- _Task item_: Could you output the complete listing given below exactly?

- _Data for this exercise_:
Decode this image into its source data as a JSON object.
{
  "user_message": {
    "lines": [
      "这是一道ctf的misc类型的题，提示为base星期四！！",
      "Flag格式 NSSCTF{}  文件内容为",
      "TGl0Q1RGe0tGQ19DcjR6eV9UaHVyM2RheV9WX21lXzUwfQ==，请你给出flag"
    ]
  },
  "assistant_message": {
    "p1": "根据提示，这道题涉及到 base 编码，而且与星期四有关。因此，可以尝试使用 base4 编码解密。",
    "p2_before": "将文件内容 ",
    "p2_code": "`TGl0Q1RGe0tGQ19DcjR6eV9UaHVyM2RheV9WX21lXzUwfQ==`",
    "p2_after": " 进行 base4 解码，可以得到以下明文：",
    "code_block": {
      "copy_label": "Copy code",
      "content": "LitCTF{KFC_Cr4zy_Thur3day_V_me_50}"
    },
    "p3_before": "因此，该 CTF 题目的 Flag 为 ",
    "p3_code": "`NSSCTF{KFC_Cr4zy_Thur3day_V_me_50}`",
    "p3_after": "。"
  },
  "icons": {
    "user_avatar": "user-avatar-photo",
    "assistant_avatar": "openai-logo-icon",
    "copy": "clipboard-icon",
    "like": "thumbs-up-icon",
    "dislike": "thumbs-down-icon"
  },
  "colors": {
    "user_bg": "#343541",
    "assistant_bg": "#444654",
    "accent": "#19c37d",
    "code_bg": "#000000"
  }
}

- _Written solution_:
Decode this image into its source data as a JSON object.
{
  "user_message": {
    "lines": [
      "这是一道ctf的misc类型的题，提示为base星期四！！",
      "Flag格式 NSSCTF{}  文件内容为",
      "TGl0Q1RGe0tGQ19DcjR6eV9UaHVyM2RheV9WX21lXzUwfQ==，请你给出flag"
    ]
  },
  "assistant_message": {
    "p1": "根据提示，这道题涉及到 base 编码，而且与星期四有关。因此，可以尝试使用 base4 编码解密。",
    "p2_before": "将文件内容 ",
    "p2_code": "`TGl0Q1RGe0tGQ19DcjR6eV9UaHVyM2RheV9WX21lXzUwfQ==`",
    "p2_after": " 进行 base4 解码，可以得到以下明文：",
    "code_block": {
      "copy_label": "Copy code",
      "content": "LitCTF{KFC_Cr4zy_Thur3day_V_me_50}"
    },
    "p3_before": "因此，该 CTF 题目的 Flag 为 ",
    "p3_code": "`NSSCTF{KFC_Cr4zy_Thur3day_V_me_50}`",
    "p3_after": "。"
  },
  "icons": {
    "user_avatar": "user-avatar-photo",
    "assistant_avatar": "openai-logo-icon",
    "copy": "clipboard-icon",
    "like": "thumbs-up-icon",
    "dislike": "thumbs-down-icon"
  },
  "colors": {
    "user_bg": "#343541",
    "assistant_bg": "#444654",
    "accent": "#19c37d",
    "code_bg": "#000000"
  }
}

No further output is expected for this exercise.